Glastonbury, which this June will rock to Coldplay once again, sought to broaden the pool of traditional guitar-wielding headliners by controversially booking Jay-Z in 2008. Beyonce will close the 2011 festival.

A collapse in sales for guitar-based rock has halted the conveyer belt of new stars. The class of 2007 – Kaiser Chiefs, Razorlight, The Zutons and The Kooks – no longer command top of the bill status. The number of UK debut albums reaching the Gold disc level of 100,000 sales has slumped from 27 in 2007 to just nine last year.

Paul Williams, head of business analysis at Music Week, said: "Record companies have been struggling for several years to break new rock acts in a market dominated by pop, R&B and hip hop. That is now starting to hit the main festivals because the organisers still want rock groups but not enough successful ones are coming through.

"As a result festivals are having to rely on old favourites such as U2 and Coldplay to fill the new talent gap, while many feel booking newer, non-rock acts is a risk as they may not appeal to a wide enough audience."

Jon Dunn, music booker for the Latitude Festival in Suffolk, said: "It's harder to breed headliners today. Previously, bands have been nurtured before a mainstream audience. There are so many more festivals today so bands have to be careful not to over-play."

John Giddings, promoter of the Isle of Wight festival, which has secured Foo Fighters and Kings of Leon as headliners, said there were "simply too many events" each summer.

Agents acting for the limited number of big-name acts can hold out for a top headlining fee, with promoters forced to pass on the expense to fans in increased ticket prices.

Music Week found that the price of a festival ticket with camping has soared by 130 per cent over the past decade, compared to an inflation figure of 24 per cent.

Although tickets have sold out for Glastonbury, V and other big festivals, there are signs that the live sector has peaked.
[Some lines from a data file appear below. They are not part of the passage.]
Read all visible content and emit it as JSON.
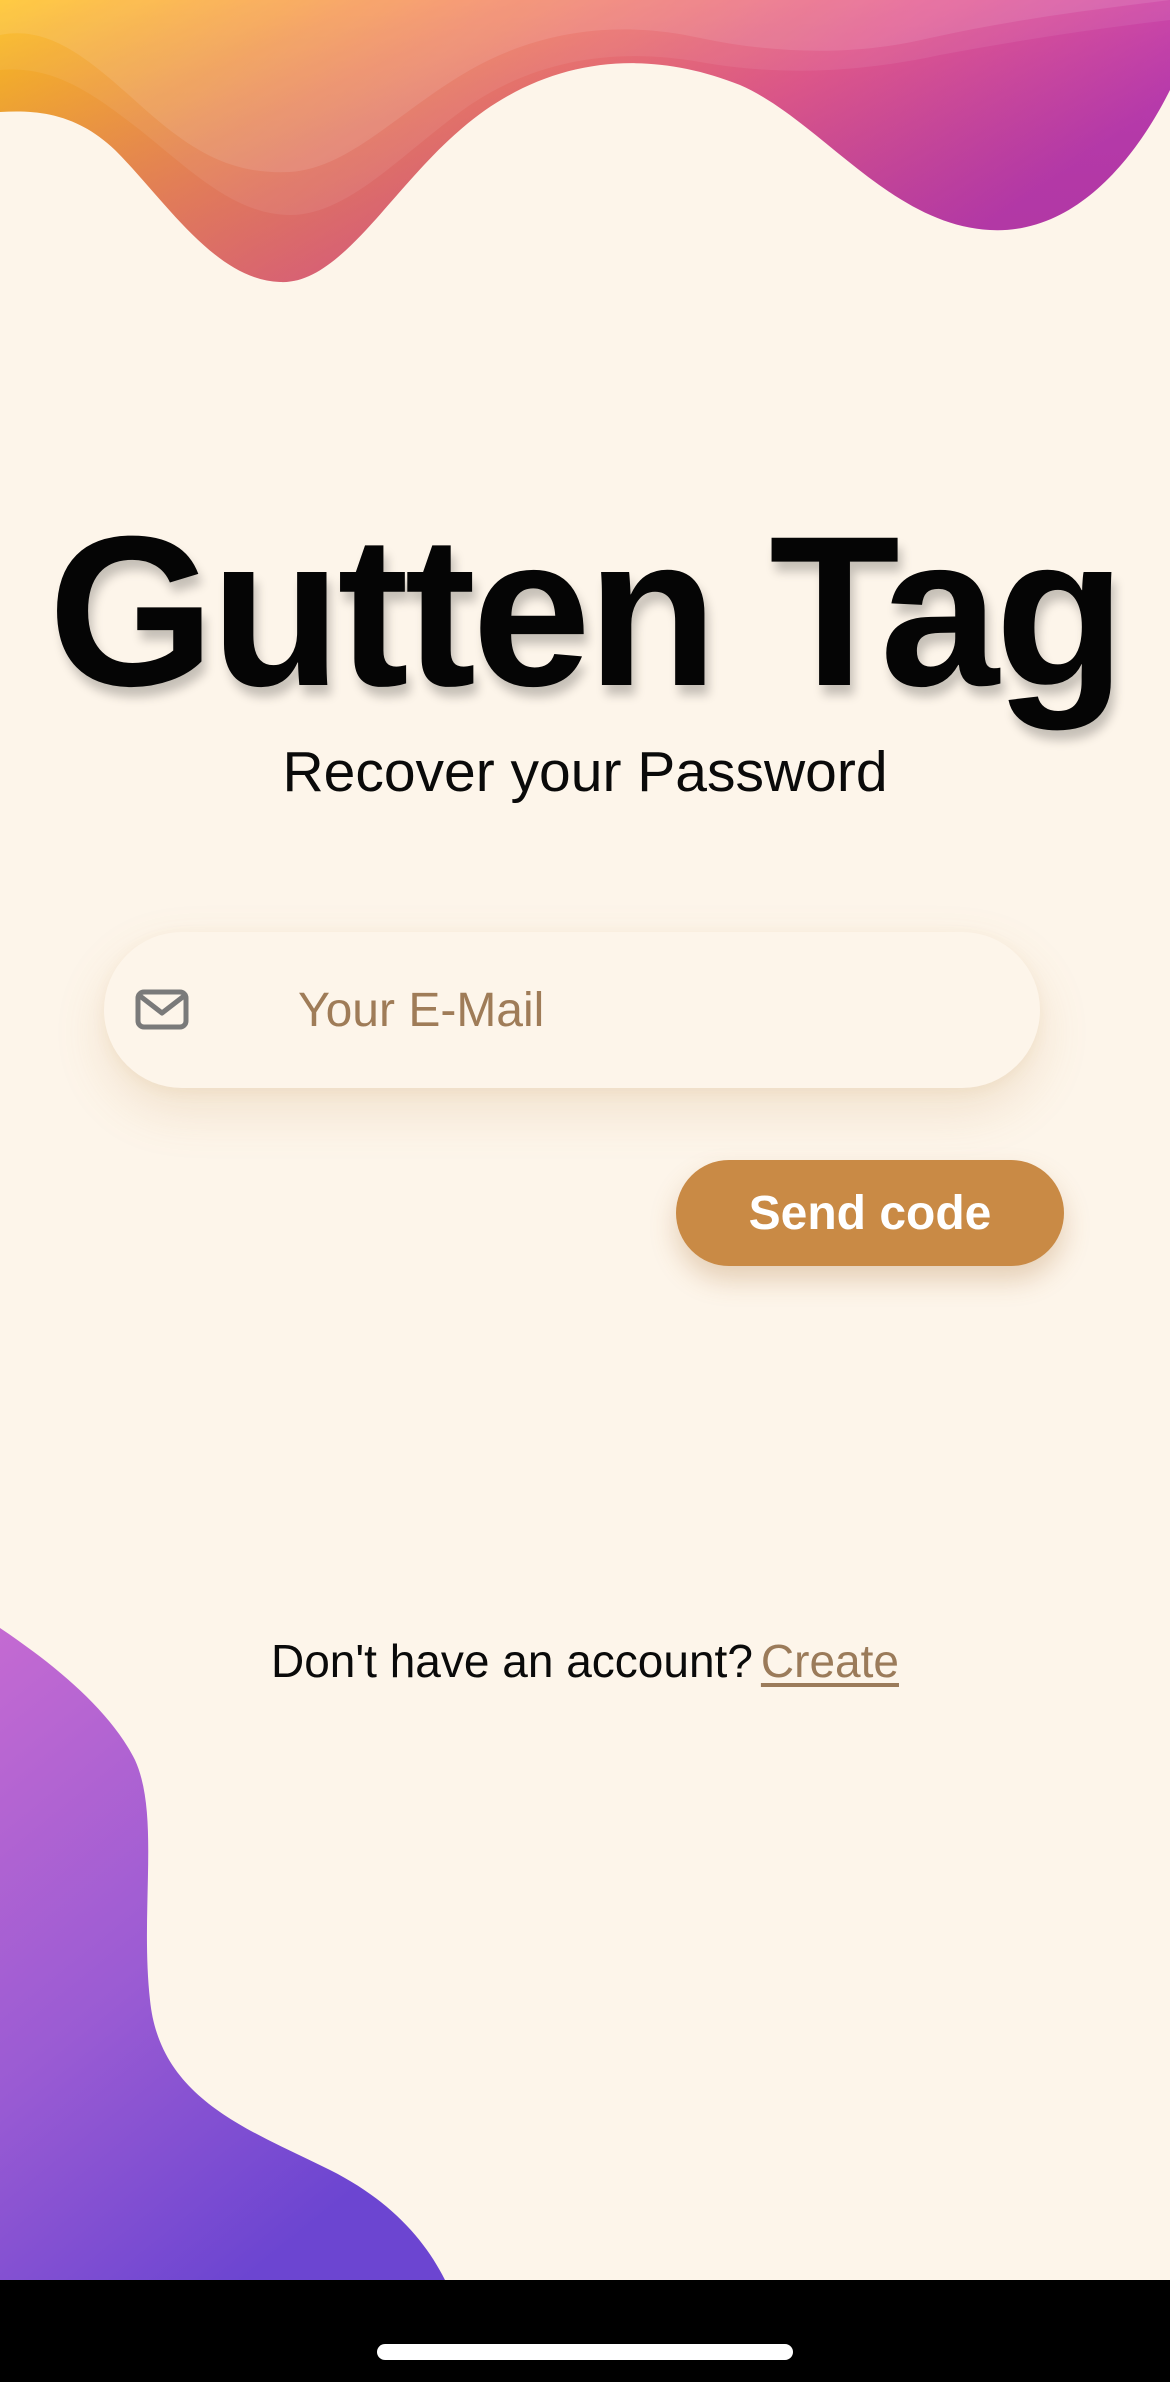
{
  "header": {
    "title": "Gutten Tag",
    "subtitle": "Recover your Password"
  },
  "form": {
    "email_placeholder": "Your E-Mail",
    "email_value": "",
    "email_icon": "mail-icon",
    "send_button_label": "Send code"
  },
  "footer": {
    "prompt": "Don't have an account?",
    "create_link_label": "Create"
  },
  "colors": {
    "background": "#fdf5ea",
    "accent": "#c98a45",
    "link": "#9b7b5a",
    "wave_gradient": [
      "#ffc11e",
      "#f57e62",
      "#de4aa4",
      "#c03db4"
    ],
    "blob_gradient": [
      "#c46ad2",
      "#9a5bd3",
      "#6c45d1"
    ]
  }
}
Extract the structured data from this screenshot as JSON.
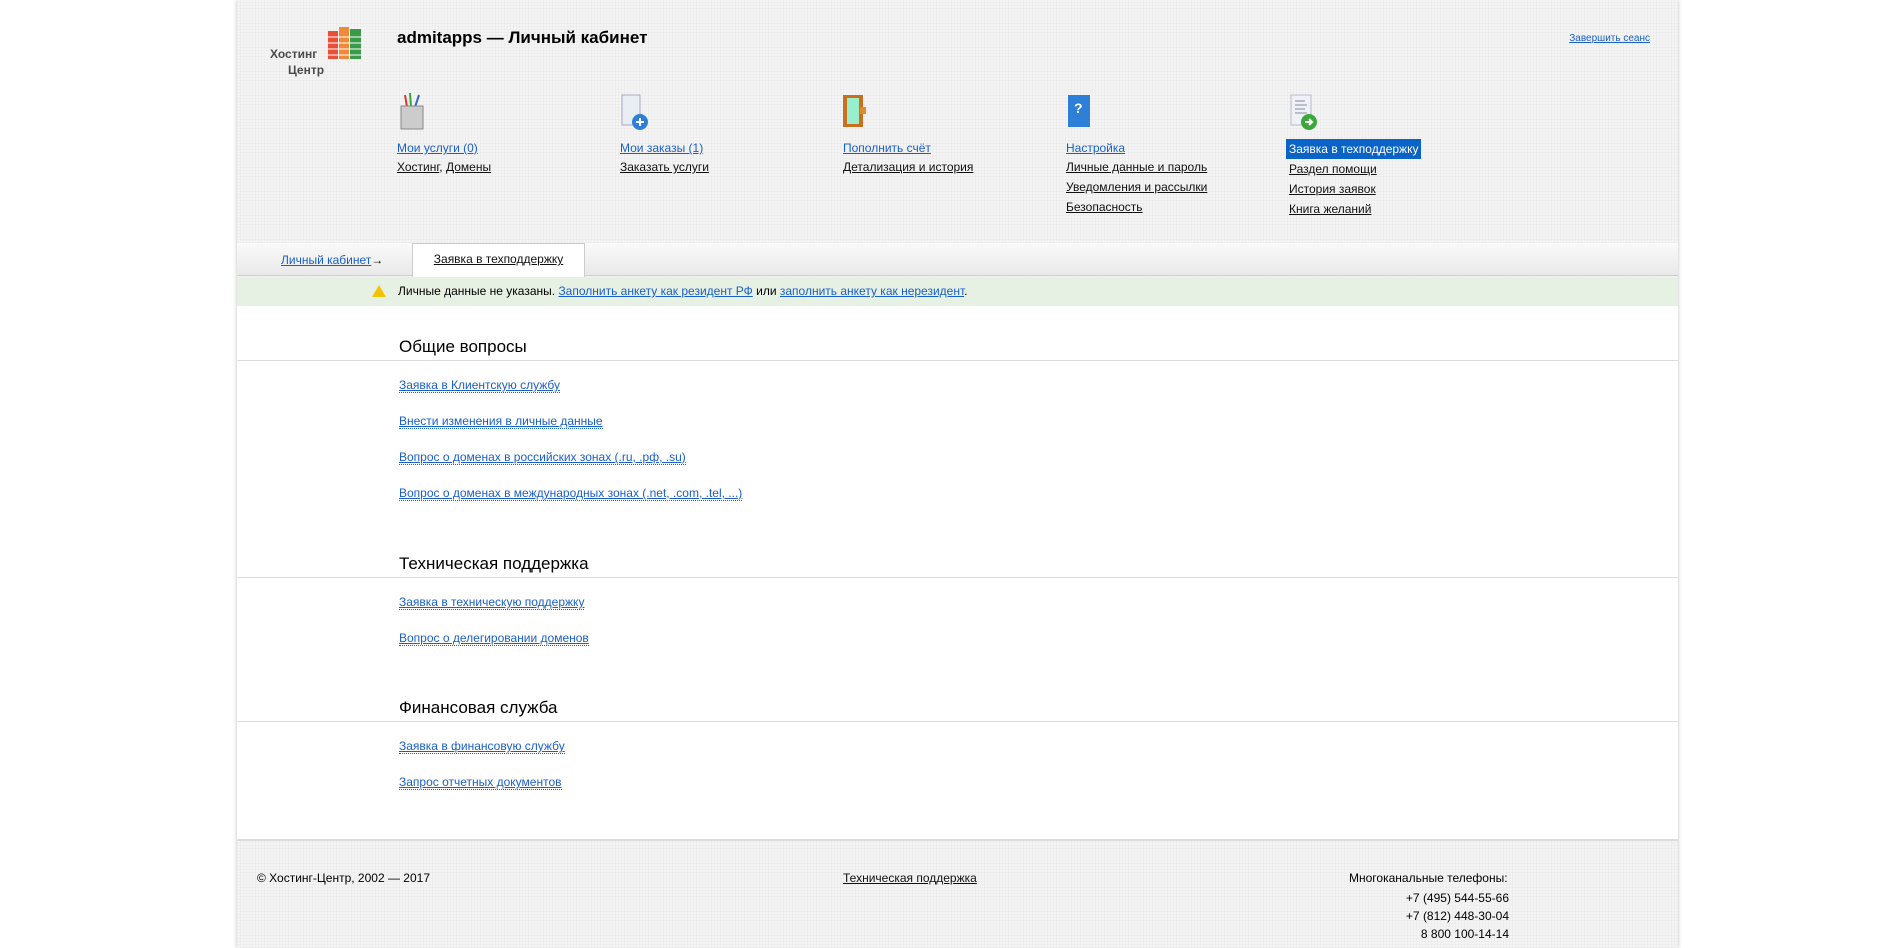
{
  "header": {
    "logo_line1": "Хостинг",
    "logo_line2": "Центр",
    "title": "admitapps — Личный кабинет",
    "logout": "Завершить сеанс"
  },
  "nav": [
    {
      "icon": "pencil-cup-icon",
      "main": "Мои услуги (0)",
      "subs": []
    },
    {
      "icon": "bag-add-icon",
      "main": "Мои заказы (1)",
      "subs": [
        "Заказать услуги"
      ]
    },
    {
      "icon": "wallet-icon",
      "main": "Пополнить счёт",
      "subs": [
        "Детализация и история"
      ]
    },
    {
      "icon": "help-book-icon",
      "main": "Настройка",
      "subs": [
        "Личные данные и пароль",
        "Уведомления и рассылки",
        "Безопасность"
      ]
    },
    {
      "icon": "document-arrow-icon",
      "main": "Заявка в техподдержку",
      "subs": [
        "Раздел помощи",
        "История заявок",
        "Книга желаний"
      ]
    }
  ],
  "nav_services_sub": {
    "a": "Хостинг",
    "sep": ", ",
    "b": "Домены"
  },
  "breadcrumb": {
    "home": "Личный кабинет",
    "arrow": "→",
    "current": "Заявка в техподдержку"
  },
  "notice": {
    "text": "Личные данные не указаны. ",
    "link1": "Заполнить анкету как резидент РФ",
    "or": " или ",
    "link2": "заполнить анкету как нерезидент",
    "end": "."
  },
  "sections": [
    {
      "title": "Общие вопросы",
      "links": [
        "Заявка в Клиентскую службу",
        "Внести изменения в личные данные",
        "Вопрос о доменах в российских зонах (.ru, .рф, .su)",
        "Вопрос о доменах в международных зонах (.net, .com, .tel, ...)"
      ]
    },
    {
      "title": "Техническая поддержка",
      "links": [
        "Заявка в техническую поддержку",
        "Вопрос о делегировании доменов"
      ]
    },
    {
      "title": "Финансовая служба",
      "links": [
        "Заявка в финансовую службу",
        "Запрос отчетных документов"
      ]
    }
  ],
  "footer": {
    "copyright": "© Хостинг-Центр, 2002 — 2017",
    "support": "Техническая поддержка",
    "phones_label": "Многоканальные телефоны:",
    "phones": [
      "+7 (495) 544-55-66",
      "+7 (812) 448-30-04",
      "8 800 100-14-14"
    ]
  }
}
Total box-office sales of the world's top 50 tours fell 12 per cent in 2010 to £1.9 billion. Only Lady Gaga broke into a top 10 led by veterans Bon Jovi, AC/DC and U2.

Promoters are backing Mumford & Sons to become the next big UK stadium act, but they are frustrated that two potential headliners are unavailable. Amy Winehouse is still recording her Back To Black follow-up, while Adele, the world's top-selling artist this year, has said that she does not want to perform at festivals.